Regardless of the time of year, the threat of inclement weather can happen at any time. Winter storms with bone-chilling, frigid temperatures, and tornadoes, floods, thunderstorms, hurricanes or even earthquakes — are all real possibilities.
Such inclement weather can be a disruptive force in just about any aspect of everyday life, but non-emergency medical transportation is a particular concern for many.
Furthermore, inclement weather can wreak havoc on NEMT managers' IT infrastructure, impacting their fundamental operability. When disaster strikes, are you sure your NEMT manager will be able to continue service uninterrupted?
Inclement weather poses significant threat to NEMT services
Whether it’s heavy rainfall, hail, microbursts or buffeting hurricane-force winds, weather can impede NEMT services and leave members struggling to make travel arrangements, arrive at their appointments on time and even get back home safely.
Drivers may be unprepared - or unwilling - to drive on unclear roads riddled with toppled tree tops, broken branches, flooded intersections or even severed power lines, creating significant vehicle shortages. Downed power lines and phone lines can easily cause call, data or operating center outages, taking scheduling platforms offline as well as preventing members from making appointments over the phone.
Modern NEMT managers rely on data centers to host user-facing platforms like mobile apps and online scheduling portals to assist beneficiaries. However, those facilities are at risk for power and network outages when severe weather affects their area. A 2016 Ponemon Institute study revealed that weather-related incidents were among the top five causes of unplanned data center outages.
The most common culprit? Uninterrupted power supply failure. It just goes to show how important it is for your NEMT manager to have a contingency plan in place in case inclement weather brings down its primary operating center or causes any kind of network or service disruption.
Disaster recovery plans must be rigorously tested
Ask yourself: If your NEMT manager's call center lost power or network connectivity, would it be able to continue supporting your beneficiaries? Locally based non-emergency medical transportation brokers often rely on a single data or call center for all of their ride scheduling, driver assignment and support needs. In the event of an unforeseen weather event or disruptive incident, they may not have a reliable disaster recovery plan to maintain service while maintenance and repair work occurs.
It's true that the vast majority of companies have some kind of disaster recovery plan in place — 95%, according to Spiceworks— but not all of them actually audit and assess those contingencies to ensure they execute flawlessly. Approximately one-quarter of organizations never test their disaster recovery plans, and 14% only do so every few years. When disaster strikes, there's little room for error, and NEMT managers that cannot guarantee smooth service delivery while riding out the storm could be a liability.

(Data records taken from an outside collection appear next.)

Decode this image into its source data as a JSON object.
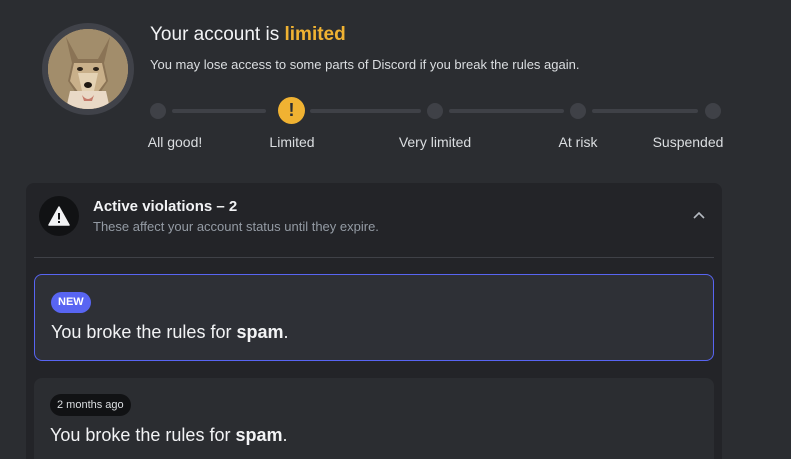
{
  "status": {
    "title_prefix": "Your account is ",
    "title_level": "limited",
    "subtitle": "You may lose access to some parts of Discord if you break the rules again.",
    "accent_color": "#f0b232",
    "active_icon": "!"
  },
  "steps": [
    {
      "label": "All good!",
      "active": false
    },
    {
      "label": "Limited",
      "active": true
    },
    {
      "label": "Very limited",
      "active": false
    },
    {
      "label": "At risk",
      "active": false
    },
    {
      "label": "Suspended",
      "active": false
    }
  ],
  "violations": {
    "title": "Active violations – 2",
    "subtitle": "These affect your account status until they expire.",
    "icons": {
      "header": "warning-triangle-icon",
      "toggle": "chevron-up-icon"
    },
    "items": [
      {
        "badge": "NEW",
        "text_prefix": "You broke the rules for ",
        "rule": "spam",
        "text_suffix": ".",
        "highlight_color": "#5865f2"
      },
      {
        "badge": "2 months ago",
        "text_prefix": "You broke the rules for ",
        "rule": "spam",
        "text_suffix": "."
      }
    ]
  }
}
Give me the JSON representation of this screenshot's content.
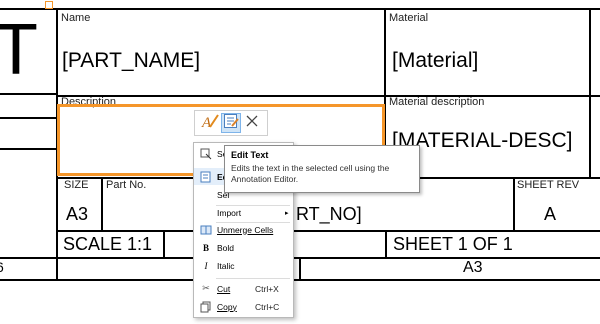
{
  "title_block": {
    "corner_glyph": "T",
    "name_label": "Name",
    "name_value": "[PART_NAME]",
    "material_label": "Material",
    "material_value": "[Material]",
    "description_label": "Description",
    "material_desc_label": "Material description",
    "material_desc_value": "[MATERIAL-DESC]",
    "size_label": "SIZE",
    "size_value": "A3",
    "part_no_label": "Part No.",
    "part_no_value": "RT_NO]",
    "sheet_rev_label": "SHEET REV",
    "sheet_rev_value": "A",
    "scale_value": "SCALE 1:1",
    "sheet_value": "SHEET 1 OF 1",
    "bottom_left_fragment": "6",
    "bottom_size": "A3"
  },
  "mini_toolbar": {
    "icons": [
      "text-style-icon",
      "edit-text-icon",
      "close-icon"
    ]
  },
  "context_menu": {
    "items": [
      {
        "label": "Select",
        "visible": "Se"
      },
      {
        "label": "Edit Text",
        "visible": "Edi"
      },
      {
        "label": "Select",
        "visible": "Sel"
      },
      {
        "label": "Import",
        "visible": "Import"
      },
      {
        "label": "Unmerge Cells",
        "visible": "Unmerge Cells"
      },
      {
        "label": "Bold",
        "visible": "Bold"
      },
      {
        "label": "Italic",
        "visible": "Italic"
      },
      {
        "label": "Cut",
        "visible": "Cut",
        "shortcut": "Ctrl+X"
      },
      {
        "label": "Copy",
        "visible": "Copy",
        "shortcut": "Ctrl+C"
      }
    ]
  },
  "tooltip": {
    "title": "Edit Text",
    "body": "Edits the text in the selected cell using the Annotation Editor."
  },
  "colors": {
    "selection": "#f5962a",
    "hover": "#e3eefa",
    "active_button": "#cfe4f7"
  }
}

Medicaid organizations and MCOs should not hold out hope that their NEMT broker will never experience such an outage, as recent research suggests data center downtime is more common than previously thought. A 2018 Uptime Institute study revealed that 31 percent of organizations had experienced some form of IT disruption in the past year. It's better to assume the worst and plan accordingly than face the consequences of unexpected operational failure.
Crafting a reliable disaster recovery plan
LogistiCare has thoroughly mapped out disaster recovery plans for all operating centers across the United States. Those contingencies have been tested repeatedly and often to prepare that systems failover as expected without resulting in service disruption. There are no surprises because every reasonably possible contingency has been anticipated and responses have been assessed and codified for efficient execution.
LogistiCare's nationwide footprint makes it that much easier for call center responsibilities to fail over to another facility that sits safely out of harm's way. If a winter storm, tornado or hurricane knocks out power at one of LogistiCare's sites, there are several operating centers that can pick up the slack in other parts of the country. With seamless failover capabilities, members may not even notice that their local call center is experiencing technical difficulties.
In extreme cases, where roads are difficult to navigate for even the most skilled drivers, LogistiCare can accommodate patients who absolutely must get to their appointments. Dialysis sessions, for instance, cannot be missed without putting a patient's health at great risk. LogistiCare has agreements in place with state and local emergency support services all throughout the U.S. to provide emergency transport in extremely urgent cases and has even helped evacuate members to locations where they can receive critical medical treatments.
Bad weather, power outages and network connectivity issues are no excuse for NEMT managers to suspend operations and leave patients in the lurch. LogistiCare's vast IT infrastructure has the comprehensive safeguards and contingency plans needed to provide reliable non-emergency medical transportation solutions even in the most difficult weather.